‘Froggies’ by Laura Whitton
It is some sort of cruel joke putting this straight after Le Guin’s story and Sarrantonio manages to contribute his worst introduction yet: he slaps himself and Dan Simmons on the back for discovering Whitton whilst pretending not to and at the same time simultaneously over-praises and denigrates her work. According to isfdb this was both her first and last published story.
In contrast to Le Guin, Whitton puts her xenoanthropologist centre stage. Unfortunately Jo-ann, her main character, is possibly the worst xenoanthropologist imaginable. Advanced life has been found on a new planet but apparently this species shows no sign of intelligence so the whole planet has been handed over for mining to the company that discovered it. Jo-ann sets out to prove the species are intelligent after all. (How she manages to get to another planet and set up her research centre without any apparent backing is never explained.) Her methods are even more baffling. The warning signs that she is not perhaps the most serious researcher are there from the beginning with the fact she is happy to call them Froggies. This doesn’t prepare the reader for the fact that she then kidnaps a Froggie and raises it as her son. “The ethics panel would have a field day with her methods.” No shit.
The Froggies are intelligent and quickly learn to speak English.
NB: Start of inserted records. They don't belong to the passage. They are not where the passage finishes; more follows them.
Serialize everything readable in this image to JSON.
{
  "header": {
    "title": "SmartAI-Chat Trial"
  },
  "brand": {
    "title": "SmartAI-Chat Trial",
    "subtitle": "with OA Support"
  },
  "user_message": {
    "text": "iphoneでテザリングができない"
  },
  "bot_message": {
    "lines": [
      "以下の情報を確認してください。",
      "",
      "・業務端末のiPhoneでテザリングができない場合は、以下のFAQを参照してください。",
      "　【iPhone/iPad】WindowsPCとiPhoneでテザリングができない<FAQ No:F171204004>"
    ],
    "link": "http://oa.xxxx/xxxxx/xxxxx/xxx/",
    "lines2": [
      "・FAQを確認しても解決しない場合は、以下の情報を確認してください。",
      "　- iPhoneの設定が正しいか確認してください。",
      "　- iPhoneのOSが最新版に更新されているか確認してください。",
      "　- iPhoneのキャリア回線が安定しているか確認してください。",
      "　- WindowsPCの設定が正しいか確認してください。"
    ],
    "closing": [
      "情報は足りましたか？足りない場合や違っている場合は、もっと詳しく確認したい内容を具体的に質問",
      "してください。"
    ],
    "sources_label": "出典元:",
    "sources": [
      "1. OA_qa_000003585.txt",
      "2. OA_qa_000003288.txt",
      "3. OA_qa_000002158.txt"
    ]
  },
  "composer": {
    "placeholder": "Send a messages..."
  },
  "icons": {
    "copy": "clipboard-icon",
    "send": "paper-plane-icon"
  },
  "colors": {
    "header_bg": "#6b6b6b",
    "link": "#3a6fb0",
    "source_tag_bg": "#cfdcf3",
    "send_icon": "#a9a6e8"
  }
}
Rather bizarrely this is not considered evidence of intelligence, that would supposedly only be proved if they had their own language. Again, this is never explained nor is it made clear how an alien species can seem entirely unintelligent to a trained xenoanthropologist survey but quickly learn English after being given a hug.
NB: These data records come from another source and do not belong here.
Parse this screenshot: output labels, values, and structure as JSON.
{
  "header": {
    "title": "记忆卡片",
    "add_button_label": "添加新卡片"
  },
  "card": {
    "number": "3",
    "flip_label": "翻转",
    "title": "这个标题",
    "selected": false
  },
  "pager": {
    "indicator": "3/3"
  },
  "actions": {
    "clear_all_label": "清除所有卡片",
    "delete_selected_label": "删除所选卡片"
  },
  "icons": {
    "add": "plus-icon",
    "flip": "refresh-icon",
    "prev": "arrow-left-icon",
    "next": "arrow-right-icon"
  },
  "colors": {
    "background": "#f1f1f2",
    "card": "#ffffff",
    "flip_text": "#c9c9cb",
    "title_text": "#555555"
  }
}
Somewhere in this mess there is some interesting stuff about how the Froggies perceive the world in their natural state. Mostly this is lost by the stupidity of the story.